→ DIRECTIONS FOR THIS TASK: The expected response is the complete listing below, restated exactly, with its pictures omitted.

++++++++

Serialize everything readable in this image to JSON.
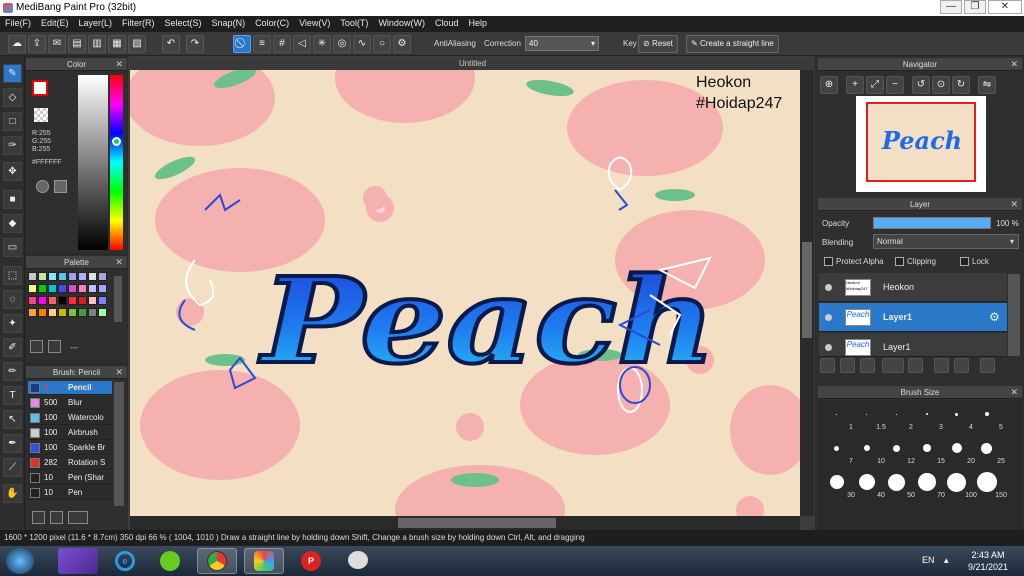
{
  "window": {
    "title": "MediBang Paint Pro (32bit)",
    "min": "—",
    "max": "❐",
    "close": "✕"
  },
  "menu": [
    "File(F)",
    "Edit(E)",
    "Layer(L)",
    "Filter(R)",
    "Select(S)",
    "Snap(N)",
    "Color(C)",
    "View(V)",
    "Tool(T)",
    "Window(W)",
    "Cloud",
    "Help"
  ],
  "toolbar": {
    "antialias_label": "AntiAliasing",
    "correction_label": "Correction",
    "correction_value": "40",
    "key_label": "Key",
    "reset_label": "Reset",
    "straight_label": "Create a straight line"
  },
  "color_panel": {
    "title": "Color",
    "r": "R:255",
    "g": "G:255",
    "b": "B:255",
    "hex": "#FFFFFF"
  },
  "palette_panel": {
    "title": "Palette",
    "colors": [
      "#c8c8c8",
      "#c8e8a0",
      "#80e8ff",
      "#58c8e8",
      "#a0a0f0",
      "#b0b0ff",
      "#e0e0e0",
      "#a8a8d8",
      "#ffff80",
      "#00d000",
      "#00c8c8",
      "#4848ff",
      "#d050d0",
      "#ff80c0",
      "#c0c0ff",
      "#a8a8ff",
      "#ff4080",
      "#ff00ff",
      "#ff6060",
      "#000000",
      "#ff3030",
      "#d02020",
      "#ffc0c0",
      "#8080ff",
      "#ffa040",
      "#ff8000",
      "#ffd080",
      "#c0c000",
      "#80c040",
      "#40a040",
      "#808080",
      "#a0ffa0"
    ],
    "footer": "---"
  },
  "brush_panel": {
    "title": "Brush: Pencil",
    "items": [
      {
        "size": "4",
        "name": "Pencil",
        "color": "#1a3a8a"
      },
      {
        "size": "500",
        "name": "Blur",
        "color": "#e08ae0"
      },
      {
        "size": "100",
        "name": "Watercolo",
        "color": "#60c0e8"
      },
      {
        "size": "100",
        "name": "Airbrush",
        "color": "#cccccc"
      },
      {
        "size": "100",
        "name": "Sparkle Br",
        "color": "#3050e0"
      },
      {
        "size": "282",
        "name": "Rotation S",
        "color": "#e03030"
      },
      {
        "size": "10",
        "name": "Pen (Shar",
        "color": "#222222"
      },
      {
        "size": "10",
        "name": "Pen",
        "color": "#222222"
      }
    ]
  },
  "document": {
    "tab": "Untitled",
    "watermark_line1": "Heokon",
    "watermark_line2": "#Hoidap247",
    "art_text": "Peach"
  },
  "navigator": {
    "title": "Navigator",
    "thumb_text": "Peach"
  },
  "layer_panel": {
    "title": "Layer",
    "opacity_label": "Opacity",
    "opacity_value": "100 %",
    "opacity_pct": 100,
    "blending_label": "Blending",
    "blending_value": "Normal",
    "protect_alpha": "Protect Alpha",
    "clipping": "Clipping",
    "lock": "Lock",
    "layers": [
      {
        "name": "Heokon",
        "thumb": "Heokon #Hoidap247",
        "selected": false
      },
      {
        "name": "Layer1",
        "thumb": "Peach",
        "selected": true
      },
      {
        "name": "Layer1",
        "thumb": "Peach",
        "selected": false
      }
    ]
  },
  "brush_size_panel": {
    "title": "Brush Size",
    "sizes": [
      "1",
      "1.5",
      "2",
      "3",
      "4",
      "5",
      "7",
      "10",
      "12",
      "15",
      "20",
      "25",
      "30",
      "40",
      "50",
      "70",
      "100",
      "150"
    ]
  },
  "status": {
    "text": "1600 * 1200 pixel  (11.6 * 8.7cm)  350 dpi  66 %  ( 1004, 1010 )  Draw a straight line by holding down Shift, Change a brush size by holding down Ctrl, Alt, and dragging"
  },
  "taskbar": {
    "lang": "EN",
    "time": "2:43 AM",
    "date": "9/21/2021"
  }
}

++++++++

→ ANSWER TO THIS PROBLEM:
Serialize everything readable in this image to JSON.
{
  "window": {
    "title": "MediBang Paint Pro (32bit)",
    "min": "—",
    "max": "❐",
    "close": "✕"
  },
  "menu": [
    "File(F)",
    "Edit(E)",
    "Layer(L)",
    "Filter(R)",
    "Select(S)",
    "Snap(N)",
    "Color(C)",
    "View(V)",
    "Tool(T)",
    "Window(W)",
    "Cloud",
    "Help"
  ],
  "toolbar": {
    "antialias_label": "AntiAliasing",
    "correction_label": "Correction",
    "correction_value": "40",
    "key_label": "Key",
    "reset_label": "Reset",
    "straight_label": "Create a straight line"
  },
  "color_panel": {
    "title": "Color",
    "r": "R:255",
    "g": "G:255",
    "b": "B:255",
    "hex": "#FFFFFF"
  },
  "palette_panel": {
    "title": "Palette",
    "colors": [
      "#c8c8c8",
      "#c8e8a0",
      "#80e8ff",
      "#58c8e8",
      "#a0a0f0",
      "#b0b0ff",
      "#e0e0e0",
      "#a8a8d8",
      "#ffff80",
      "#00d000",
      "#00c8c8",
      "#4848ff",
      "#d050d0",
      "#ff80c0",
      "#c0c0ff",
      "#a8a8ff",
      "#ff4080",
      "#ff00ff",
      "#ff6060",
      "#000000",
      "#ff3030",
      "#d02020",
      "#ffc0c0",
      "#8080ff",
      "#ffa040",
      "#ff8000",
      "#ffd080",
      "#c0c000",
      "#80c040",
      "#40a040",
      "#808080",
      "#a0ffa0"
    ],
    "footer": "---"
  },
  "brush_panel": {
    "title": "Brush: Pencil",
    "items": [
      {
        "size": "4",
        "name": "Pencil",
        "color": "#1a3a8a"
      },
      {
        "size": "500",
        "name": "Blur",
        "color": "#e08ae0"
      },
      {
        "size": "100",
        "name": "Watercolo",
        "color": "#60c0e8"
      },
      {
        "size": "100",
        "name": "Airbrush",
        "color": "#cccccc"
      },
      {
        "size": "100",
        "name": "Sparkle Br",
        "color": "#3050e0"
      },
      {
        "size": "282",
        "name": "Rotation S",
        "color": "#e03030"
      },
      {
        "size": "10",
        "name": "Pen (Shar",
        "color": "#222222"
      },
      {
        "size": "10",
        "name": "Pen",
        "color": "#222222"
      }
    ]
  },
  "document": {
    "tab": "Untitled",
    "watermark_line1": "Heokon",
    "watermark_line2": "#Hoidap247",
    "art_text": "Peach"
  },
  "navigator": {
    "title": "Navigator",
    "thumb_text": "Peach"
  },
  "layer_panel": {
    "title": "Layer",
    "opacity_label": "Opacity",
    "opacity_value": "100 %",
    "opacity_pct": 100,
    "blending_label": "Blending",
    "blending_value": "Normal",
    "protect_alpha": "Protect Alpha",
    "clipping": "Clipping",
    "lock": "Lock",
    "layers": [
      {
        "name": "Heokon",
        "thumb": "Heokon #Hoidap247",
        "selected": false
      },
      {
        "name": "Layer1",
        "thumb": "Peach",
        "selected": true
      },
      {
        "name": "Layer1",
        "thumb": "Peach",
        "selected": false
      }
    ]
  },
  "brush_size_panel": {
    "title": "Brush Size",
    "sizes": [
      "1",
      "1.5",
      "2",
      "3",
      "4",
      "5",
      "7",
      "10",
      "12",
      "15",
      "20",
      "25",
      "30",
      "40",
      "50",
      "70",
      "100",
      "150"
    ]
  },
  "status": {
    "text": "1600 * 1200 pixel  (11.6 * 8.7cm)  350 dpi  66 %  ( 1004, 1010 )  Draw a straight line by holding down Shift, Change a brush size by holding down Ctrl, Alt, and dragging"
  },
  "taskbar": {
    "lang": "EN",
    "time": "2:43 AM",
    "date": "9/21/2021"
  }
}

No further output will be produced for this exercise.